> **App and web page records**
»»

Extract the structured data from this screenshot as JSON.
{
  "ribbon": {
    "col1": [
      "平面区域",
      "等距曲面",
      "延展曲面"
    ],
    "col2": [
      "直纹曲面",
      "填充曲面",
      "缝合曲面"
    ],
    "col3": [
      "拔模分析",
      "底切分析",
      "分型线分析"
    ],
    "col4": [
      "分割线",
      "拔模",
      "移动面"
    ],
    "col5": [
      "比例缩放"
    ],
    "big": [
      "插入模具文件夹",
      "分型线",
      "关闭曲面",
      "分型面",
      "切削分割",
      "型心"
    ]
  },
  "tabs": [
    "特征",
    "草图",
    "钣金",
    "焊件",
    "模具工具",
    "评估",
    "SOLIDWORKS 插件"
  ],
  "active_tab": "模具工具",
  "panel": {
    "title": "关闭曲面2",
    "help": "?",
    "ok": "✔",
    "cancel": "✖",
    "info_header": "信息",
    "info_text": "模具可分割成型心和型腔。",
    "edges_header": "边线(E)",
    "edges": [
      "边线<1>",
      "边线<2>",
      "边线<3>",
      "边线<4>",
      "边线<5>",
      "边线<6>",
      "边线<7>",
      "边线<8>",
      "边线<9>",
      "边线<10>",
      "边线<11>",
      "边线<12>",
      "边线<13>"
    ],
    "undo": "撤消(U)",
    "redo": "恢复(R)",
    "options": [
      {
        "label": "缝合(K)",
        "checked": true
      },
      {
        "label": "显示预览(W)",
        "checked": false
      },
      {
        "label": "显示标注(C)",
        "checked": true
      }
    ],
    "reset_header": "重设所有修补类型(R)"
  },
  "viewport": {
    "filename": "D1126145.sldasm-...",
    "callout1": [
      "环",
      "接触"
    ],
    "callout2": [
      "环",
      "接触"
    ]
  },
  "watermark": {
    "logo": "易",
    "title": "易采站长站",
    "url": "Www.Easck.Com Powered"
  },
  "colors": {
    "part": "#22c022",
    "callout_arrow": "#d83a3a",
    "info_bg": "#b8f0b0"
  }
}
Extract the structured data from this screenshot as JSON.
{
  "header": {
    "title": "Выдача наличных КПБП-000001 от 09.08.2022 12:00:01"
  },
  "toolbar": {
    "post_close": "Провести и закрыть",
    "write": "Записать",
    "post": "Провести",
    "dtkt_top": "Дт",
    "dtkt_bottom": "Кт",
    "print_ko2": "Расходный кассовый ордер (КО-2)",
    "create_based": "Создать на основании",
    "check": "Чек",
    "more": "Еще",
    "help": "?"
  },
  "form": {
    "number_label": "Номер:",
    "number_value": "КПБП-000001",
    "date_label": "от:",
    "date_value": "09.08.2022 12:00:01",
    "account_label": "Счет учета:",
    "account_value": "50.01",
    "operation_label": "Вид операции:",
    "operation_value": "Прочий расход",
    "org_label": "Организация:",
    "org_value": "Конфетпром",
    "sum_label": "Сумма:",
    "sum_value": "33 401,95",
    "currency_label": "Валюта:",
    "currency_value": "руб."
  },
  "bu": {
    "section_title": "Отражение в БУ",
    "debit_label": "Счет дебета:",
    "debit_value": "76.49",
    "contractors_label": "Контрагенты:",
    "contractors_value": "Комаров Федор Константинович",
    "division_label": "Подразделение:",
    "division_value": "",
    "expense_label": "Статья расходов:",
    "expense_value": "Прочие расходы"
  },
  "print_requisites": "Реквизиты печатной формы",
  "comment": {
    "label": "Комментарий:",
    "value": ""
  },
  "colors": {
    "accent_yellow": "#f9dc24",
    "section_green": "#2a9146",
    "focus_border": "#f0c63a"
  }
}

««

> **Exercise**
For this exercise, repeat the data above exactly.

> **Result of this task**
Extract the structured data from this screenshot as JSON.
{
  "ribbon": {
    "col1": [
      "平面区域",
      "等距曲面",
      "延展曲面"
    ],
    "col2": [
      "直纹曲面",
      "填充曲面",
      "缝合曲面"
    ],
    "col3": [
      "拔模分析",
      "底切分析",
      "分型线分析"
    ],
    "col4": [
      "分割线",
      "拔模",
      "移动面"
    ],
    "col5": [
      "比例缩放"
    ],
    "big": [
      "插入模具文件夹",
      "分型线",
      "关闭曲面",
      "分型面",
      "切削分割",
      "型心"
    ]
  },
  "tabs": [
    "特征",
    "草图",
    "钣金",
    "焊件",
    "模具工具",
    "评估",
    "SOLIDWORKS 插件"
  ],
  "active_tab": "模具工具",
  "panel": {
    "title": "关闭曲面2",
    "help": "?",
    "ok": "✔",
    "cancel": "✖",
    "info_header": "信息",
    "info_text": "模具可分割成型心和型腔。",
    "edges_header": "边线(E)",
    "edges": [
      "边线<1>",
      "边线<2>",
      "边线<3>",
      "边线<4>",
      "边线<5>",
      "边线<6>",
      "边线<7>",
      "边线<8>",
      "边线<9>",
      "边线<10>",
      "边线<11>",
      "边线<12>",
      "边线<13>"
    ],
    "undo": "撤消(U)",
    "redo": "恢复(R)",
    "options": [
      {
        "label": "缝合(K)",
        "checked": true
      },
      {
        "label": "显示预览(W)",
        "checked": false
      },
      {
        "label": "显示标注(C)",
        "checked": true
      }
    ],
    "reset_header": "重设所有修补类型(R)"
  },
  "viewport": {
    "filename": "D1126145.sldasm-...",
    "callout1": [
      "环",
      "接触"
    ],
    "callout2": [
      "环",
      "接触"
    ]
  },
  "watermark": {
    "logo": "易",
    "title": "易采站长站",
    "url": "Www.Easck.Com Powered"
  },
  "colors": {
    "part": "#22c022",
    "callout_arrow": "#d83a3a",
    "info_bg": "#b8f0b0"
  }
}
Extract the structured data from this screenshot as JSON.
{
  "header": {
    "title": "Выдача наличных КПБП-000001 от 09.08.2022 12:00:01"
  },
  "toolbar": {
    "post_close": "Провести и закрыть",
    "write": "Записать",
    "post": "Провести",
    "dtkt_top": "Дт",
    "dtkt_bottom": "Кт",
    "print_ko2": "Расходный кассовый ордер (КО-2)",
    "create_based": "Создать на основании",
    "check": "Чек",
    "more": "Еще",
    "help": "?"
  },
  "form": {
    "number_label": "Номер:",
    "number_value": "КПБП-000001",
    "date_label": "от:",
    "date_value": "09.08.2022 12:00:01",
    "account_label": "Счет учета:",
    "account_value": "50.01",
    "operation_label": "Вид операции:",
    "operation_value": "Прочий расход",
    "org_label": "Организация:",
    "org_value": "Конфетпром",
    "sum_label": "Сумма:",
    "sum_value": "33 401,95",
    "currency_label": "Валюта:",
    "currency_value": "руб."
  },
  "bu": {
    "section_title": "Отражение в БУ",
    "debit_label": "Счет дебета:",
    "debit_value": "76.49",
    "contractors_label": "Контрагенты:",
    "contractors_value": "Комаров Федор Константинович",
    "division_label": "Подразделение:",
    "division_value": "",
    "expense_label": "Статья расходов:",
    "expense_value": "Прочие расходы"
  },
  "print_requisites": "Реквизиты печатной формы",
  "comment": {
    "label": "Комментарий:",
    "value": ""
  },
  "colors": {
    "accent_yellow": "#f9dc24",
    "section_green": "#2a9146",
    "focus_border": "#f0c63a"
  }
}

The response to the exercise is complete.